**TASK ITEM:** Filter the entries, keeping every line with the word "email".

**MATERIAL SUPPLIED:**
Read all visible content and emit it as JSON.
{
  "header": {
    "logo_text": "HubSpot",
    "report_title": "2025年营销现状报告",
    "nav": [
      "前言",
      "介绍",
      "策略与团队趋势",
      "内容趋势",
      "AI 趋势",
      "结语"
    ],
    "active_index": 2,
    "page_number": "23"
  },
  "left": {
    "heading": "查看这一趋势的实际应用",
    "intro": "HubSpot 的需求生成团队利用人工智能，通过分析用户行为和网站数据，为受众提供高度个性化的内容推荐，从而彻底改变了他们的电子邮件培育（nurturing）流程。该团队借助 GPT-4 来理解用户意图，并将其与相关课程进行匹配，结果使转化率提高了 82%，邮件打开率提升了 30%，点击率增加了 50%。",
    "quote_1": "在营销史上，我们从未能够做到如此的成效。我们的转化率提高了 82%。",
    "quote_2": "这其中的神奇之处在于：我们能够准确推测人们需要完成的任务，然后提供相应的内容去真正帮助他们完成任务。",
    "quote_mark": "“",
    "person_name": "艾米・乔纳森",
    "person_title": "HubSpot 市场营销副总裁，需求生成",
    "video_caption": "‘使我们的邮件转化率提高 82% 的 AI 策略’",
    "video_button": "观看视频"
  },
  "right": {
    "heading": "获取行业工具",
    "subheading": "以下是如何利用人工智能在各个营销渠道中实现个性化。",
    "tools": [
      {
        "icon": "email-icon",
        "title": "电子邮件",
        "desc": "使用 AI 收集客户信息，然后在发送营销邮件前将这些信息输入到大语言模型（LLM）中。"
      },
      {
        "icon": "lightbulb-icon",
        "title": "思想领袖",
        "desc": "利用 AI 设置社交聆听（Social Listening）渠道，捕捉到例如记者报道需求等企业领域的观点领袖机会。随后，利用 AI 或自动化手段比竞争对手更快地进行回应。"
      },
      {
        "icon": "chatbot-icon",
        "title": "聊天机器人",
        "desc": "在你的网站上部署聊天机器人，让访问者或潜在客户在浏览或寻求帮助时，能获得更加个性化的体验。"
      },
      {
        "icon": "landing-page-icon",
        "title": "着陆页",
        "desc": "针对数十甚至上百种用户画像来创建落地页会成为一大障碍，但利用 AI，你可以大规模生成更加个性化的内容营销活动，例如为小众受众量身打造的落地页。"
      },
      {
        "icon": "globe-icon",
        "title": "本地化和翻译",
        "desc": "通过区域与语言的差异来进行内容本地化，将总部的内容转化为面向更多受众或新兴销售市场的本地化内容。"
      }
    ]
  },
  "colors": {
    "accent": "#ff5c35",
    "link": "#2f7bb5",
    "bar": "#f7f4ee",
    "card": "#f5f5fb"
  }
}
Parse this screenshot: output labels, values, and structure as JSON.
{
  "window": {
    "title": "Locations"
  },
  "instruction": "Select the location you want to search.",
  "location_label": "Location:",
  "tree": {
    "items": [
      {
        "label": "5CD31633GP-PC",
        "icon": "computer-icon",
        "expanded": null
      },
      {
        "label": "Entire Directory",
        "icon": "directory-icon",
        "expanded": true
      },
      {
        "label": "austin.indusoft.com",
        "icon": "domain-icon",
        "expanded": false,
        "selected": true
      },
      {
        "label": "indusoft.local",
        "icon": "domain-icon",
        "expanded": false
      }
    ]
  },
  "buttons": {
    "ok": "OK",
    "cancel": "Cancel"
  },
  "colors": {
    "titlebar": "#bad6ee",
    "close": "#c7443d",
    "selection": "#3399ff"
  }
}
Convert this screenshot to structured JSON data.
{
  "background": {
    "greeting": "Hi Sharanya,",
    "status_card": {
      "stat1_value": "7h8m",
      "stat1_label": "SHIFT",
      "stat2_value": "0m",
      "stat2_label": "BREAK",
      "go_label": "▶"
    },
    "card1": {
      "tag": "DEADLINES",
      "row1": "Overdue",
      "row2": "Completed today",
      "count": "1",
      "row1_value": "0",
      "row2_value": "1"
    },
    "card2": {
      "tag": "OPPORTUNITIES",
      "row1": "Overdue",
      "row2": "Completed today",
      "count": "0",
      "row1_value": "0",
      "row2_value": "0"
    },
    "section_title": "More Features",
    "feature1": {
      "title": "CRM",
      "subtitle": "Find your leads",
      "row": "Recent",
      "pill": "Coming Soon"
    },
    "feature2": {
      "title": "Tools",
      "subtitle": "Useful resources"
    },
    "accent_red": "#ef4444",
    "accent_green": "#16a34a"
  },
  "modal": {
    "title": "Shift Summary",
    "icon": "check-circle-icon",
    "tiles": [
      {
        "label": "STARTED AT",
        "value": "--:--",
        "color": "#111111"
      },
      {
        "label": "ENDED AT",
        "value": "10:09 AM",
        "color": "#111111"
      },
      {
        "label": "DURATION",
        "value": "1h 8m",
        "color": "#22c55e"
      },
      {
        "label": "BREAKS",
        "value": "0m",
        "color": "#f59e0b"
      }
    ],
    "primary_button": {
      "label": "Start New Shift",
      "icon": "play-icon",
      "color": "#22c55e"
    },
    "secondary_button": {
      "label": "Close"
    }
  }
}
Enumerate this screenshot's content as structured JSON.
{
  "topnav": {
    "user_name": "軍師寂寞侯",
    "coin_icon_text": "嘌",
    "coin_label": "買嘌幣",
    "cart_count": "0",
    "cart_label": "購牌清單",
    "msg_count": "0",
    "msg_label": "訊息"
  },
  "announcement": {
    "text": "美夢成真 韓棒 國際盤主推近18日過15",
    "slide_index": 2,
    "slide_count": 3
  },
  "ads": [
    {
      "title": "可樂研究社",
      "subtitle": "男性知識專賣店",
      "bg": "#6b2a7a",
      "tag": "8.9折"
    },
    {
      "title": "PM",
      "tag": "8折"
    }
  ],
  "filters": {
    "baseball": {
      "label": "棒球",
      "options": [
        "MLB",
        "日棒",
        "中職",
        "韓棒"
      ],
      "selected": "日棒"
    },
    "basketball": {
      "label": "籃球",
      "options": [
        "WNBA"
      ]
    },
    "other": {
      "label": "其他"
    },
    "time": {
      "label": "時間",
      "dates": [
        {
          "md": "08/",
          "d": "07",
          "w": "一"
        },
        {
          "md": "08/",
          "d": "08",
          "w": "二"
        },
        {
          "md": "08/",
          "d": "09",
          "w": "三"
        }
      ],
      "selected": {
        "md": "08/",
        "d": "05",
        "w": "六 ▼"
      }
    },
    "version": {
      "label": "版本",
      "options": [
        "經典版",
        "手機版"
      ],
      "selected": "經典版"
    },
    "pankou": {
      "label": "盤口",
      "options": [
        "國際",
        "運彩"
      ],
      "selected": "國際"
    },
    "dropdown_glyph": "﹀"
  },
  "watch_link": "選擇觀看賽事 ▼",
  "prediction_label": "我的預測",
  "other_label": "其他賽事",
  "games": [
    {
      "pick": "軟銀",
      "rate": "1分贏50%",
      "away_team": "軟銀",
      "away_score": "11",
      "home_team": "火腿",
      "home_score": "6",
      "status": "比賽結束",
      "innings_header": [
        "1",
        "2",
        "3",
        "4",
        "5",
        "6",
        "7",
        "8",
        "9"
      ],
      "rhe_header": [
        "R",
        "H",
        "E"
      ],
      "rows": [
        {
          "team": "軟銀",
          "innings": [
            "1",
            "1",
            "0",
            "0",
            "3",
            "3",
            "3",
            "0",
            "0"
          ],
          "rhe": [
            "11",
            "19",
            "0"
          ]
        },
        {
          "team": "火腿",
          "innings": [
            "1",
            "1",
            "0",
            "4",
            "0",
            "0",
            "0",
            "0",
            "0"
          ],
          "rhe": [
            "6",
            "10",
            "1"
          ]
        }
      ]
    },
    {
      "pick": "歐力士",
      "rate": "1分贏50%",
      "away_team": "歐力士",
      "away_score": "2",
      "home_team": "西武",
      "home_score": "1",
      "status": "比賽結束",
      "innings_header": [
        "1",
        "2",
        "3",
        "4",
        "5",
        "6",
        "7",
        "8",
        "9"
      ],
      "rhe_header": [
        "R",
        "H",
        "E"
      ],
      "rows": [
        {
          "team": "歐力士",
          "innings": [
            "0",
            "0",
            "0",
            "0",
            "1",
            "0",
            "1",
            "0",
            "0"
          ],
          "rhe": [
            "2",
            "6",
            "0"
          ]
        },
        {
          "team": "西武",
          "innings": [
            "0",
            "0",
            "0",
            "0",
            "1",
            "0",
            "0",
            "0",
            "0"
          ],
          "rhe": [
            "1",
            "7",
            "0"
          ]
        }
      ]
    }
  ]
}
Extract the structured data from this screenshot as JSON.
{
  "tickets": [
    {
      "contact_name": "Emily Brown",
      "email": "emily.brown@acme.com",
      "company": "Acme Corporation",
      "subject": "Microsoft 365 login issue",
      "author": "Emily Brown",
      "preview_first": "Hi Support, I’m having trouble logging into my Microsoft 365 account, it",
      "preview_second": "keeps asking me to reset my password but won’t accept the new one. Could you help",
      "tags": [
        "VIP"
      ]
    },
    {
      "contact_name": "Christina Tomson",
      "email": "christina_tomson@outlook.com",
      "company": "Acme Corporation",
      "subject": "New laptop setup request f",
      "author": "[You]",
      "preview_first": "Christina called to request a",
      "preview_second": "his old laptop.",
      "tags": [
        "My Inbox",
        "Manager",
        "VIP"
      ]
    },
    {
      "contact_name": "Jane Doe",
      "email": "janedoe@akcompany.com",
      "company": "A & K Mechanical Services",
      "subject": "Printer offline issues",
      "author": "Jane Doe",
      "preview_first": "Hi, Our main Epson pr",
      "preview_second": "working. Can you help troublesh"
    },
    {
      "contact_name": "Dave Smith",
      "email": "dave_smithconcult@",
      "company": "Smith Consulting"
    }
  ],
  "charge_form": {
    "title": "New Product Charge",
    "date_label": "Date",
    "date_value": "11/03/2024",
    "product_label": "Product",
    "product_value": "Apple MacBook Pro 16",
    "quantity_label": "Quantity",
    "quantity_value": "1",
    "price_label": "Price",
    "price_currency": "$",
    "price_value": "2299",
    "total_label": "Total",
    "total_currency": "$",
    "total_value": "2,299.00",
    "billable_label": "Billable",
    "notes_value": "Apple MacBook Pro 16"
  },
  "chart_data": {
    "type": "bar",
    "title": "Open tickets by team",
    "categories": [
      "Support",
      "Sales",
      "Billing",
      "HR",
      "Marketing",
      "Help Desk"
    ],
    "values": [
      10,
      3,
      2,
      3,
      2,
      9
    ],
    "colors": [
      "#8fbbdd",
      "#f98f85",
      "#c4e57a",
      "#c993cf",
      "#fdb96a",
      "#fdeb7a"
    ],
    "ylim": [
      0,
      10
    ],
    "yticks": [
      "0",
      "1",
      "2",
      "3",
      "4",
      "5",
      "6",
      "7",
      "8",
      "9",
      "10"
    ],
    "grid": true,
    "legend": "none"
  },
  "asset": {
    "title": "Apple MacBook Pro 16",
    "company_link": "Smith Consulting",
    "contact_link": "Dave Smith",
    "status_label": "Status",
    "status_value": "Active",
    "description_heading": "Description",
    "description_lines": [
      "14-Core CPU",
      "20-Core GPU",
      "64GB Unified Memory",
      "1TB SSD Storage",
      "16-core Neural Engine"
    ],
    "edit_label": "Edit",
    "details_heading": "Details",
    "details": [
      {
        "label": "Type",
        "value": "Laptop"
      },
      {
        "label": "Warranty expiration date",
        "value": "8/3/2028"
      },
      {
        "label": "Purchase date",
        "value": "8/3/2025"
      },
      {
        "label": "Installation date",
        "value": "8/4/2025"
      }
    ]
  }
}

**THE ANSWER:**
        "icon": "email-icon",
      "email": "emily.brown@acme.com",
      "email": "christina_tomson@outlook.com",
      "email": "janedoe@akcompany.com",
      "email": "dave_smithconcult@",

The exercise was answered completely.